What better time than the turn of the year, to do a bit of contortion?
Looking back and forward at the same time.
Here's something that I think does that perfectly:
In mid 2006 Martin Sorrell wrote an informed analysis in the Times about managing the digital revolution.
With six months maturation in the cellar of time, I think's it's as important today as then.
Perhaps more so, for any brand who hasn't taken heed yet:
He draws some interesting parallels with the advent of Television advertising 50 years ago, and indeed advertising's 'discomfort' with emerging online oportunities.
I think it's an article every Marketing Director and Creative Director should read.
Because it illustrates some of the problems and dilemma's faced by today's ad bosses and brand owners.
And offers some very helpful insights:
How to make sense of it all. How best to proceed. How to separate the bullshit from the brilliance.
He states that it's proved hard for traditional organisations, comfortable with established techniques, to embrace the new.
Citing an age gap, a knowledge gap and vocabulary gap as barriers to many.
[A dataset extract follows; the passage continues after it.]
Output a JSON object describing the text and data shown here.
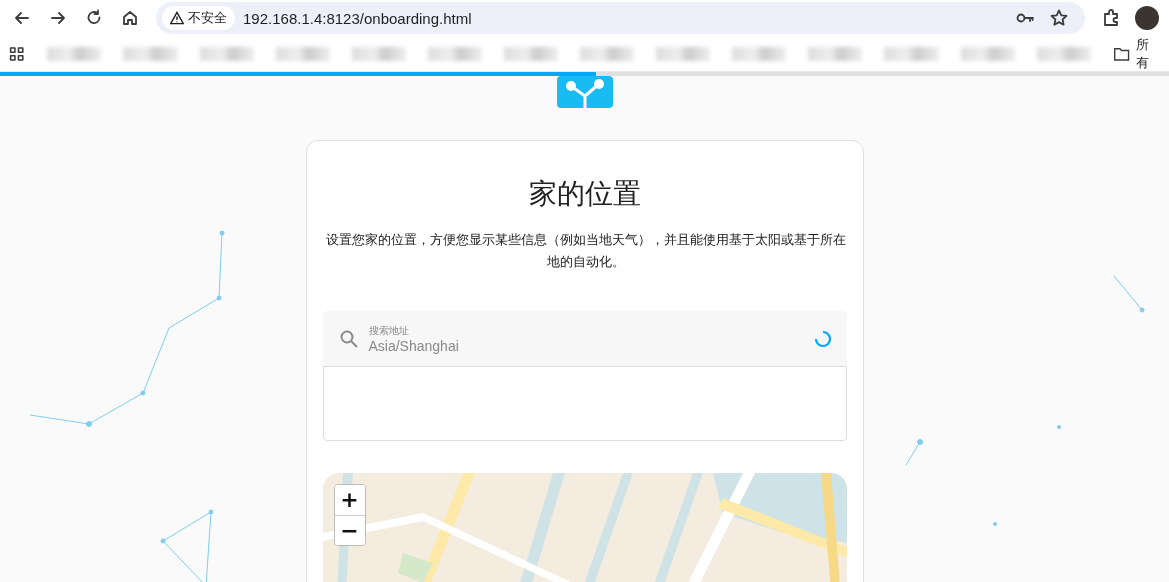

And indeed, this is the only key area where I take any real exception to his arguments.
I don't see it as an age gap thing at all, but a mindset thing.
Indeed, most of the smartest commentators and embracers of Web 2.0 that I know, (in the marketing and advertising world's I hasten to add) are over 35. (As, incidentally, are most MySpace users.)
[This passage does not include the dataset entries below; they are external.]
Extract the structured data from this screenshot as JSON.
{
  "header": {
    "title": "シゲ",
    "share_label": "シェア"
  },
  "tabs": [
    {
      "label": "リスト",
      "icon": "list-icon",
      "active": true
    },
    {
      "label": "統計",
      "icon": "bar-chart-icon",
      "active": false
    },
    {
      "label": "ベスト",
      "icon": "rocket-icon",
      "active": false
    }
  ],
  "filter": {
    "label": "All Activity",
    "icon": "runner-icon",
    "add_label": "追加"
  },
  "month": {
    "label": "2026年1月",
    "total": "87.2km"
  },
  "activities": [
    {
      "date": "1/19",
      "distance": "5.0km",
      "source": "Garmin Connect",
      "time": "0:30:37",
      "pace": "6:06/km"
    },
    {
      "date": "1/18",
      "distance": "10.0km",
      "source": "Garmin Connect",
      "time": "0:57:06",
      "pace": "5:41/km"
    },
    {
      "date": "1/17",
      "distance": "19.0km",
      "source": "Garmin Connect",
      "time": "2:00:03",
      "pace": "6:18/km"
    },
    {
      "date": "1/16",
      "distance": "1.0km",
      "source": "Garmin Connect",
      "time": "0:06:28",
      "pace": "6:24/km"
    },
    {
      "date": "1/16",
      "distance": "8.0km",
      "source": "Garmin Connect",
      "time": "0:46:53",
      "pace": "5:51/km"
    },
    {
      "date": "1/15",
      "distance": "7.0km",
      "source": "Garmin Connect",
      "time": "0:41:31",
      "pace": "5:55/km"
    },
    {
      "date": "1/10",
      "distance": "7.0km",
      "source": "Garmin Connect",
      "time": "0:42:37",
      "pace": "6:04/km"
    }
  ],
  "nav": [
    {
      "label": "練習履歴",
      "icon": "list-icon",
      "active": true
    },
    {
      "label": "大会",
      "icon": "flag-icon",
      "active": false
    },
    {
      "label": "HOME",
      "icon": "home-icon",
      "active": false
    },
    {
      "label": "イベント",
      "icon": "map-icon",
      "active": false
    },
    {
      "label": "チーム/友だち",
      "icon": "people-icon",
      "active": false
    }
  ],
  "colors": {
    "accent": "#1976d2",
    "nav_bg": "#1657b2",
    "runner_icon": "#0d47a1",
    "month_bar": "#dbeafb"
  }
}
They know what traditional rules to break and more importantly which to stick to. (I'm thinking the importance of creativity over technique, core idea, adherence to brief, production values, longevity of idea etc. Important limitations User Generated Media/ads rarely trouble themselves to conform to.)
As for knowledge, these can be fixed by anybody who's prepared to shimmy up the required learning curve, by, for instance; reading the right, well informed, blogs for their sector regularly. (But this can be a slippery slope, and does bring in that oft cited issue of ad agency/media buyer/marketing department complacency, procrastination and laziness. A big and important subject, but something for a post of it's own methinks.)
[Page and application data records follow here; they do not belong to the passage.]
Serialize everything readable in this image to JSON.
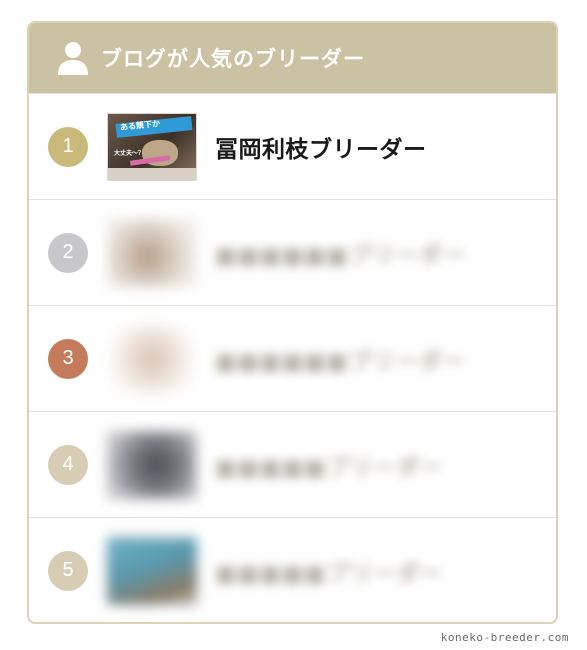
{
  "panel": {
    "title": "ブログが人気のブリーダー",
    "header_icon": "user-icon",
    "colors": {
      "header_bg": "#cbc2a3",
      "border": "#ddd2b6"
    }
  },
  "rankings": [
    {
      "rank": "1",
      "badge_color": "#c9b97a",
      "name": "冨岡利枝ブリーダー",
      "thumb_text": "ある競下か",
      "thumb_label": "大丈夫〜？",
      "blurred": false
    },
    {
      "rank": "2",
      "badge_color": "#c8c8cc",
      "name": "",
      "blurred": true
    },
    {
      "rank": "3",
      "badge_color": "#c47b5c",
      "name": "",
      "blurred": true
    },
    {
      "rank": "4",
      "badge_color": "#d6cdb4",
      "name": "",
      "blurred": true
    },
    {
      "rank": "5",
      "badge_color": "#d6cdb4",
      "name": "",
      "blurred": true
    }
  ],
  "watermark": "koneko-breeder.com"
}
As for the new language of the web, Sorrell identifies quite rightly, that there's a huge dissonance in the vocabulary of online marketing and traditional ad agencies/brand marketers.
A kind of digital Tower of Babel, where quite different languages are being spoken, often to the detriment of what I would suggest is brand progress and profitability.
Which is why I think he's also right on the money when he suggests that the language barrier will gradually be lowered, and interpreters will thrive.
But it'll take trust, a willingness to experiment, and a 'show me don't tell me' mentoring.